As many young people may be forced to reconsider their next step due to oversubscribed university courses, should we be taking time to question how much pressure is being put on school leavers to attend university?
The ‘Traditional’ Route
A recent survey of 1,500 school leavers revealed that two thirds of pupils were encouraged to apply to higher education courses by their teachers whilst almost six out of ten said their parents wanted them to choose that route.
This may come as no surprise since, in the UK, between 24-38% of jobs require a Bachelor’s degree.
Figures revealed that in the academic year 2017/8, over 50 per cent (50.2%) of 17-30 years old in England had participated in higher education.
This figure came 20 years after Tony Blair, the then prime minister, set out to make university the traditional route into employment by creating a policy target of 50 per cent of young people going into higher education.
This policy was put in place, however, before the tuition fee rise to £9250 per year was set by the government in 2017.

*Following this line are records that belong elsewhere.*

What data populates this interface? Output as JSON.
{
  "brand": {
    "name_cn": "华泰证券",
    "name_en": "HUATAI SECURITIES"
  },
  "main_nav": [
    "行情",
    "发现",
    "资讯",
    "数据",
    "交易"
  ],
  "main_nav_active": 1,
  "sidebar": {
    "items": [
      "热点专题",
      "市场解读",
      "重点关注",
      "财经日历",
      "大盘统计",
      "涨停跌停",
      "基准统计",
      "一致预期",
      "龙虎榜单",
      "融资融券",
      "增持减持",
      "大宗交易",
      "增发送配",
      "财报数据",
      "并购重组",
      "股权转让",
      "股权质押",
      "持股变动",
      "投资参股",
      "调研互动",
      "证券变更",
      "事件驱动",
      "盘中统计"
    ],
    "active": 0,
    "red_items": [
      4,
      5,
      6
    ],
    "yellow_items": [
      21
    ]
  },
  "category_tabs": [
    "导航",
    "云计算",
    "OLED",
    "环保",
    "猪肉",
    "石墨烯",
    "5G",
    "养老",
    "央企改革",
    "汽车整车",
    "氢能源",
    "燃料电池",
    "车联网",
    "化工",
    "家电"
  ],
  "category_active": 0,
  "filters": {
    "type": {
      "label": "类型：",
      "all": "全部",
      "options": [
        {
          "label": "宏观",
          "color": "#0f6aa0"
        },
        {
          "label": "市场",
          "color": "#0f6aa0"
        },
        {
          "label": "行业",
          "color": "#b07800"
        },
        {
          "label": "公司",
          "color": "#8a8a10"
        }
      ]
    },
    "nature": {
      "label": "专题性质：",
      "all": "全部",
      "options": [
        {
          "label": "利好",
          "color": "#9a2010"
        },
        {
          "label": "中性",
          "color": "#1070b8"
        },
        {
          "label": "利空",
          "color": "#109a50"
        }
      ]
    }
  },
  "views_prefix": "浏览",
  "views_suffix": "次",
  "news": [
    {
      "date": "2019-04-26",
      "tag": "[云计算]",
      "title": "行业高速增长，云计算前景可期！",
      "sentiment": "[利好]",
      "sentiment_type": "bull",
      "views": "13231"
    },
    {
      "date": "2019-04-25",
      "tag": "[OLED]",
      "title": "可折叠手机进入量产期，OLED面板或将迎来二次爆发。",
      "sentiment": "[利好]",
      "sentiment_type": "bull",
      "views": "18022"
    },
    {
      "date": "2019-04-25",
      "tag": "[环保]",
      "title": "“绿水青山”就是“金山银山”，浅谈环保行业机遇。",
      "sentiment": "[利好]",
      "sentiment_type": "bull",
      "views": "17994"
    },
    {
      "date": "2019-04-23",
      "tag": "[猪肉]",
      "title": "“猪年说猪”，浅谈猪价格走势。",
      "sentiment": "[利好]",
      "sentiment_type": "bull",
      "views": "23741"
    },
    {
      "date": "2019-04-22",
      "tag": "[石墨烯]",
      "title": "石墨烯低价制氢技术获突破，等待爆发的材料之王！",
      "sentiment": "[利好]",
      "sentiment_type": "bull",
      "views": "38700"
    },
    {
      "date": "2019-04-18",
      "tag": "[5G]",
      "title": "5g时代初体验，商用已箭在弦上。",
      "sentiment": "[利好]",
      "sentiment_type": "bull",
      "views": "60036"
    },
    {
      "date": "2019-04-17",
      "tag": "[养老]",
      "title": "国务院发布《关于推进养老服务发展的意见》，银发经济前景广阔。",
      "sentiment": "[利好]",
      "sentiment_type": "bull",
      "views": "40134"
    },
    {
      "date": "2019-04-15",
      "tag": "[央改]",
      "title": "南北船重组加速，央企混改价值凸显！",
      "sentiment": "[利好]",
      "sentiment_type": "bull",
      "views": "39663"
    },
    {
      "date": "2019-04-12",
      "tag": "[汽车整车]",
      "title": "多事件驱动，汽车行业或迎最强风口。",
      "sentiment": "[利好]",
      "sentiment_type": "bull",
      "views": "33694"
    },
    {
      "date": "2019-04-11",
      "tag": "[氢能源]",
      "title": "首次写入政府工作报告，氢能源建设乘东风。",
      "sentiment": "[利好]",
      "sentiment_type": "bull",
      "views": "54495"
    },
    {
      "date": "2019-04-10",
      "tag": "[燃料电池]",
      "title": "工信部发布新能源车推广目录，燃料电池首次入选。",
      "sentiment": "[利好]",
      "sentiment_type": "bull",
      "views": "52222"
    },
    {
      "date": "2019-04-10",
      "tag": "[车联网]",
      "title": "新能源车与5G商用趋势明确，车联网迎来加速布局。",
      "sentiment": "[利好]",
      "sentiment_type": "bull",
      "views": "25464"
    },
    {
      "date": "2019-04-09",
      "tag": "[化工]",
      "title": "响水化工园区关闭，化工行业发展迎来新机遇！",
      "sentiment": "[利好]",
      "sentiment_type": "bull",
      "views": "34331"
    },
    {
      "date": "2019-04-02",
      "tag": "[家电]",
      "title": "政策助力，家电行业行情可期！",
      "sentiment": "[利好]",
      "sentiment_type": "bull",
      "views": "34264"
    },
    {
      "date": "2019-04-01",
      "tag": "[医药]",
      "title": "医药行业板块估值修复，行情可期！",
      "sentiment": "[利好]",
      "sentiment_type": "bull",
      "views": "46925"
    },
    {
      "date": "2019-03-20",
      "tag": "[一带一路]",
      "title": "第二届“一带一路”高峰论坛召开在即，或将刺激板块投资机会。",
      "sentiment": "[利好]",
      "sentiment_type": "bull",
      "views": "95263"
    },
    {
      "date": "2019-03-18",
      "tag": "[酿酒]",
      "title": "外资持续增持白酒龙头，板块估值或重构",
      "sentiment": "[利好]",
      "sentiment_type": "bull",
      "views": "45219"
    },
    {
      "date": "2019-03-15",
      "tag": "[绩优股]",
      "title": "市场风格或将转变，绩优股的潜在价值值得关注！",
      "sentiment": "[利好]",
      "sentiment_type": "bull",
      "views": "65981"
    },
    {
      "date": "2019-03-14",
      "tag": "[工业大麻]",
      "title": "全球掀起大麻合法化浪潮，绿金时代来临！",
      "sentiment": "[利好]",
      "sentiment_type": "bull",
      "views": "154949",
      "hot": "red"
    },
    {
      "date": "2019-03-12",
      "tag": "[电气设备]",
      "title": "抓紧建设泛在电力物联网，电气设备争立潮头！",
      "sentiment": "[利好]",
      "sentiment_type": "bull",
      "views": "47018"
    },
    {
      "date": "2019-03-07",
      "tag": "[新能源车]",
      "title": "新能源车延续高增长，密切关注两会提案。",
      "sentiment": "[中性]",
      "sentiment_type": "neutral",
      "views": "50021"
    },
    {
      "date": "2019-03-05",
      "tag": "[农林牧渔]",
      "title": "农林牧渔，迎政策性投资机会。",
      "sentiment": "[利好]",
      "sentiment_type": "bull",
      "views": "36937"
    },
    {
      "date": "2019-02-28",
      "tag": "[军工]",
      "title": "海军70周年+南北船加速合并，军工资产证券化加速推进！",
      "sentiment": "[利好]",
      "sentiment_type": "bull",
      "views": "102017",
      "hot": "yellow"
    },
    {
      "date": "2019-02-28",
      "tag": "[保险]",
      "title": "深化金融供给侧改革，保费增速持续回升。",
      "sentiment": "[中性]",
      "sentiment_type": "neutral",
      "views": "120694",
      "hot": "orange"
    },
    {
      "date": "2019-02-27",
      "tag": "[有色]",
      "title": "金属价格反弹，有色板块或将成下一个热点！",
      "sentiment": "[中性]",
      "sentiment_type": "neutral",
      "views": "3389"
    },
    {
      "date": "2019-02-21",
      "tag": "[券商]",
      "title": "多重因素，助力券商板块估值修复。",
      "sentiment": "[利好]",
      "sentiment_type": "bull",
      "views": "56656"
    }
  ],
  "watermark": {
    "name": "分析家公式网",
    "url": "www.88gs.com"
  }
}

The cost of tuition fees, alongside student rent and cost of living, can be a considerable factor for students to consider.
Ellece, who completed a HR apprenticeship within fire service after leaving school, told Unsaid that the prospect of immense student debt was part of the reason she decided to apply for an apprenticeship after completing secondary school.
“University did interest me at first but the prospect of getting into large amounts of debt, not gaining the same level of experience you get from work and also potentially moving far away from home worried me.
My qualifications I’ve attained along with the experience puts me in a great position for moving onto an advisor/managers role in many other companies. I would also hope that the experience gives me more of an advantage than if I’d done the same course at uni for 3 years, without financial worries.”
In February, a study of 2,000 adults of England by City & Guilds found that apprenticeships are considered amongst adults to be a better alternative to high education in terms monetary value (57 per cent vs 5 per cent) and longevity of skills acquired (39 per cent vs 13 per cent).
73 per cent of respondents said that they believed apprenticeships gave young people valuable preparation for their future career, whilst only 52 per cent said the same for undergraduate degrees.
Yet, 50 per cent of those surveyed said that they would still choose applying to university over an apprenticeship.
“For those that think there is a stigmatism attached to apprenticeships; if you choose the right employer there should be none”, said Ellece. “In every way I have been treated as equal to my other colleagues, if not better for the additional opportunities I’ve been given!”
In February, it was recorded by the ONS that the number of young people under the age of 19 taking up an apprenticeship has declined by 11.2%.
“University was the only thing my school pushed for student to do after A levels so initially I really struggled to find an apprenticeship that suited me”, said Ellece.
Kirstie Donelley, interim CEO at City & Guilds, said that the research shows that ‘there continues to be a stigma attached to taking an apprenticeship’ and schools should be actively encouraging pupils to consider it as a route into employment.
“More must be done now to promote apprenticeships both within schools and, more generally, amongst the public. We would like to see greater collaboration between businesses, the Government and schools to promote this fantastic training route to people of all ages.”
School leavers wanting to take a break
Yet, for those who wish to go to university but choose, for any reason, to delay entry until the following academic year, it appears there is also a lack of advice offered in schools.
Samuel, a current student at Cambridge who took gap year after completing secondary school to travel around France and South America told Unsaid:
“In terms school advice, there was very little information on gap years. Most people just went to university the year after because it seemed like the next step or they really wanted to get to university – but I never really understood the reason why people felt so rushed? My school was very academically driven – no advice on gap years and pretty much nothing on apprenticeships either.”
With on average, one out of ten UK undergraduates dropping out of university before their second year of study, starting a course in higher education straight after finishing secondary school may not be the most suitable career route for all.
In light of the A Level exam crisis and social distancing restrictions impacting most higher education courses this academic year, perhaps schools should be reminding pupils that there are other options, other than heading straight to university, to consider.